    Hogan is terrible. He did a bad job at BMI which doesn’t exist anymore and a horrible job at Gulf Air. To say that he built an airline into something great fails to mention that he had a virtually open cheque-book to do whatever he wanted with no commercial targets.

    His equity stakes in Air Seychelles (what?!) is ridiculous. He failed when it mattered with Air Berlin and Alitalia. And to think that Etihad is even considering doing something with Lufthansa is incredible – haven’t they learnt anything?!

    Hogan made the airline into a marketing campaign. Fashion shows? Design? Inflight chefs (who aren’t allowed to make eggs!) and Inflight Nannies who can’t control children. Savoy-trained butlers? All sounds great but execution is inconsistent.

    The loyalty program was excellent – and then rubbish. Increased mileage requirements (ok like many others), but then don’t open up seats at all. Nice Loyalty!

    He prefers his native Australians (Nicole Kidman and Danii Minogue to million dollar incentives as ambassadors) to promote the airline and to staff the company with high paying jobs. He also targeted Australia with sponsorships and so many flights. Patriotic is one thing, but he used the airline and the government’s money like a personal toy/game!

    No airline with any sense would hire this guy.

    Give anyone an open cheque book and they could have done the same.
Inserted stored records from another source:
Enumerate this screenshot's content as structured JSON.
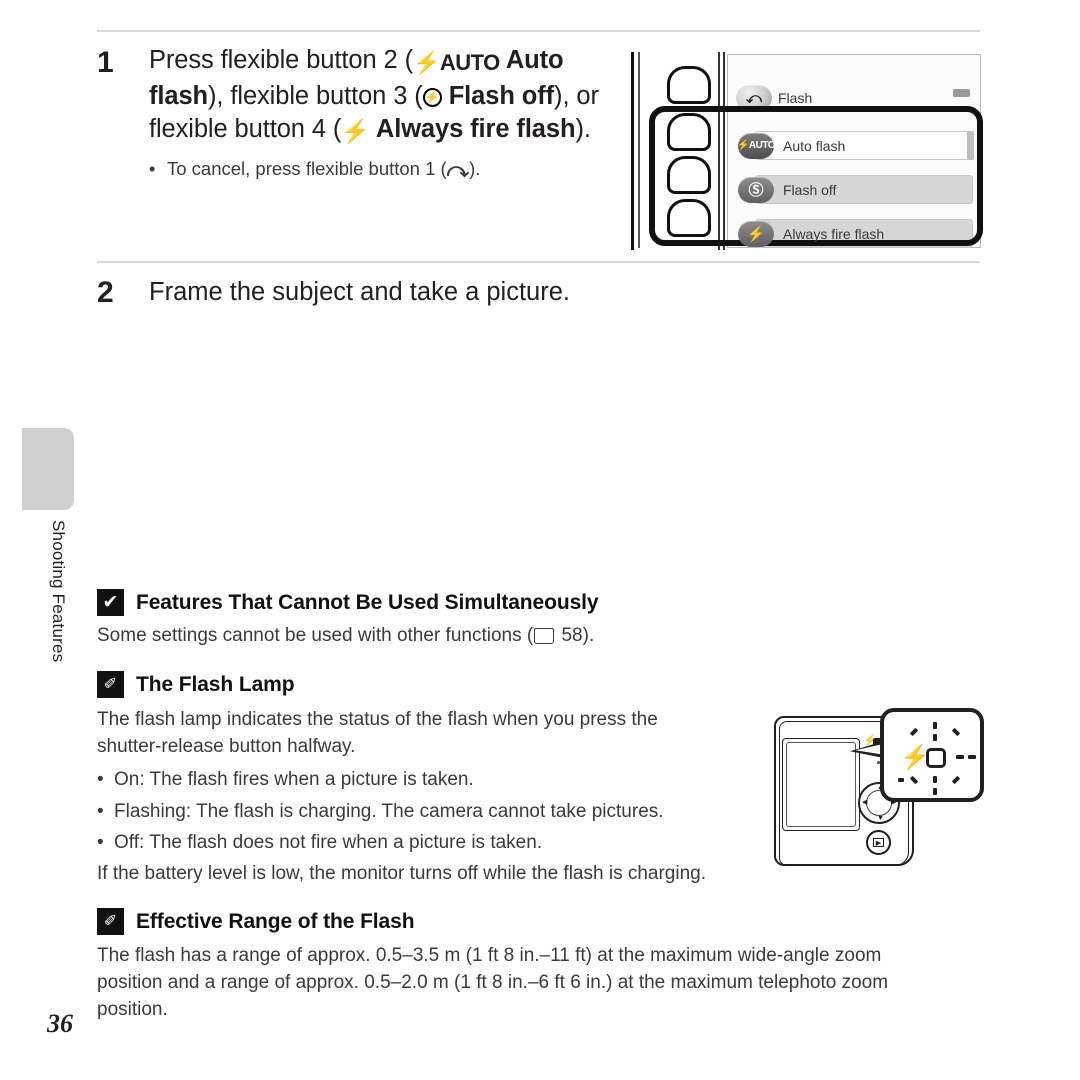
{
  "page": {
    "number": "36",
    "side_tab_label": "Shooting Features"
  },
  "steps": [
    {
      "number": "1",
      "title_parts": [
        {
          "t": "Press flexible button 2 (",
          "bold": false
        },
        {
          "t": "AUTO-FLASH-ICON",
          "icon": true
        },
        {
          "t": " Auto flash",
          "bold": true
        },
        {
          "t": "), flexible button 3 (",
          "bold": false
        },
        {
          "t": "FLASH-OFF-ICON",
          "icon": true
        },
        {
          "t": " Flash off",
          "bold": true
        },
        {
          "t": "), or flexible button 4 (",
          "bold": false
        },
        {
          "t": "ALWAYS-FIRE-ICON",
          "icon": true
        },
        {
          "t": " Always fire flash",
          "bold": true
        },
        {
          "t": ").",
          "bold": false
        }
      ],
      "bullet": "To cancel, press flexible button 1 (",
      "bullet_tail": ")."
    },
    {
      "number": "2",
      "title": "Frame the subject and take a picture."
    }
  ],
  "menu_figure": {
    "screen_title": "Flash",
    "back_icon": "back-arrow-icon",
    "battery_icon": "battery-icon",
    "items": [
      {
        "icon": "auto-flash-icon",
        "icon_label": "AUTO",
        "label": "Auto flash",
        "selected": true
      },
      {
        "icon": "flash-off-icon",
        "icon_label": "",
        "label": "Flash off",
        "selected": false
      },
      {
        "icon": "always-fire-flash-icon",
        "icon_label": "",
        "label": "Always fire flash",
        "selected": false
      }
    ],
    "flexible_buttons": [
      "flexible-button-1",
      "flexible-button-2",
      "flexible-button-3",
      "flexible-button-4"
    ]
  },
  "notes": [
    {
      "badge": "check-icon",
      "badge_glyph": "✔",
      "title": "Features That Cannot Be Used Simultaneously",
      "body_pre": "Some settings cannot be used with other functions (",
      "body_post": " 58)."
    },
    {
      "badge": "pencil-icon",
      "badge_glyph": "✐",
      "title": "The Flash Lamp",
      "para": "The flash lamp indicates the status of the flash when you press the shutter-release button halfway.",
      "bullets": [
        "On: The flash fires when a picture is taken.",
        "Flashing: The flash is charging. The camera cannot take pictures.",
        "Off: The flash does not fire when a picture is taken."
      ],
      "closing": "If the battery level is low, the monitor turns off while the flash is charging."
    },
    {
      "badge": "pencil-icon",
      "badge_glyph": "✐",
      "title": "Effective Range of the Flash",
      "para": "The flash has a range of approx. 0.5–3.5 m (1 ft 8 in.–11 ft) at the maximum wide-angle zoom position and a range of approx. 0.5–2.0 m (1 ft 8 in.–6 ft 6 in.) at the maximum telephoto zoom position."
    }
  ],
  "camera_figure": {
    "lamp_indicator": "flash-lamp-indicator",
    "callout": "flash-lamp-callout",
    "dpad": "multi-selector-dpad",
    "play_button": "playback-button"
  },
  "colors": {
    "text": "#231f20",
    "body_text": "#3a3a3a",
    "rule": "#d8d8d8",
    "tab": "#cfcfcf",
    "badge": "#111111"
  }
}
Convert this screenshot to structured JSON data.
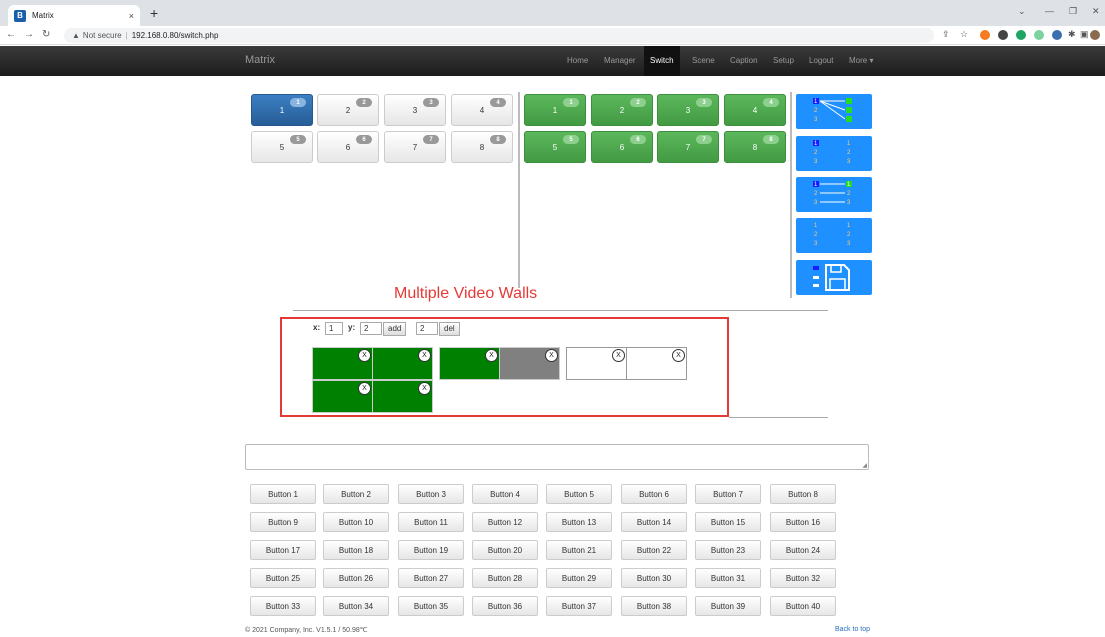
{
  "browser": {
    "tab_title": "Matrix",
    "tab_close": "×",
    "new_tab": "+",
    "security": "Not secure",
    "url": "192.168.0.80/switch.php"
  },
  "navbar": {
    "brand": "Matrix",
    "items": [
      "Home",
      "Manager",
      "Switch",
      "Scene",
      "Caption",
      "Setup",
      "Logout",
      "More ▾"
    ],
    "active": "Switch"
  },
  "inputs": [
    {
      "label": "1",
      "badge": "1",
      "selected": true
    },
    {
      "label": "2",
      "badge": "2"
    },
    {
      "label": "3",
      "badge": "3"
    },
    {
      "label": "4",
      "badge": "4"
    },
    {
      "label": "5",
      "badge": "5"
    },
    {
      "label": "6",
      "badge": "6"
    },
    {
      "label": "7",
      "badge": "7"
    },
    {
      "label": "8",
      "badge": "8"
    }
  ],
  "outputs": [
    {
      "label": "1",
      "badge": "1"
    },
    {
      "label": "2",
      "badge": "2"
    },
    {
      "label": "3",
      "badge": "3"
    },
    {
      "label": "4",
      "badge": "4"
    },
    {
      "label": "5",
      "badge": "5"
    },
    {
      "label": "6",
      "badge": "6"
    },
    {
      "label": "7",
      "badge": "7"
    },
    {
      "label": "8",
      "badge": "8"
    }
  ],
  "annotation": "Multiple Video Walls",
  "wall": {
    "x_label": "x:",
    "x_value": "1",
    "y_label": "y:",
    "y_value": "2",
    "add_label": "add",
    "del_value": "2",
    "del_label": "del",
    "close_glyph": "X",
    "cell_tag": "0"
  },
  "buttons": [
    "Button 1",
    "Button 2",
    "Button 3",
    "Button 4",
    "Button 5",
    "Button 6",
    "Button 7",
    "Button 8",
    "Button 9",
    "Button 10",
    "Button 11",
    "Button 12",
    "Button 13",
    "Button 14",
    "Button 15",
    "Button 16",
    "Button 17",
    "Button 18",
    "Button 19",
    "Button 20",
    "Button 21",
    "Button 22",
    "Button 23",
    "Button 24",
    "Button 25",
    "Button 26",
    "Button 27",
    "Button 28",
    "Button 29",
    "Button 30",
    "Button 31",
    "Button 32",
    "Button 33",
    "Button 34",
    "Button 35",
    "Button 36",
    "Button 37",
    "Button 38",
    "Button 39",
    "Button 40"
  ],
  "footer": {
    "copyright": "© 2021 Company, Inc. V1.5.1 / 50.98℃",
    "back_to_top": "Back to top"
  },
  "colors": {
    "selected_input": "#2f6fae",
    "output_green": "#4cae4c",
    "mode_blue": "#1e90ff",
    "annotation_red": "#e53935",
    "wall_green": "#008000",
    "wall_gray": "#808080"
  }
}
Let’s not glorify what has been accomplished. Any fool can spend money. To make money, one needs a bit of commercial acumen.

    He should join Alex Cruz at BA. Hopefully that joker will be gone soon so that BA can be restored from its current state of Bloody Awful.

    • نزود

      I liked your comment on BA joker.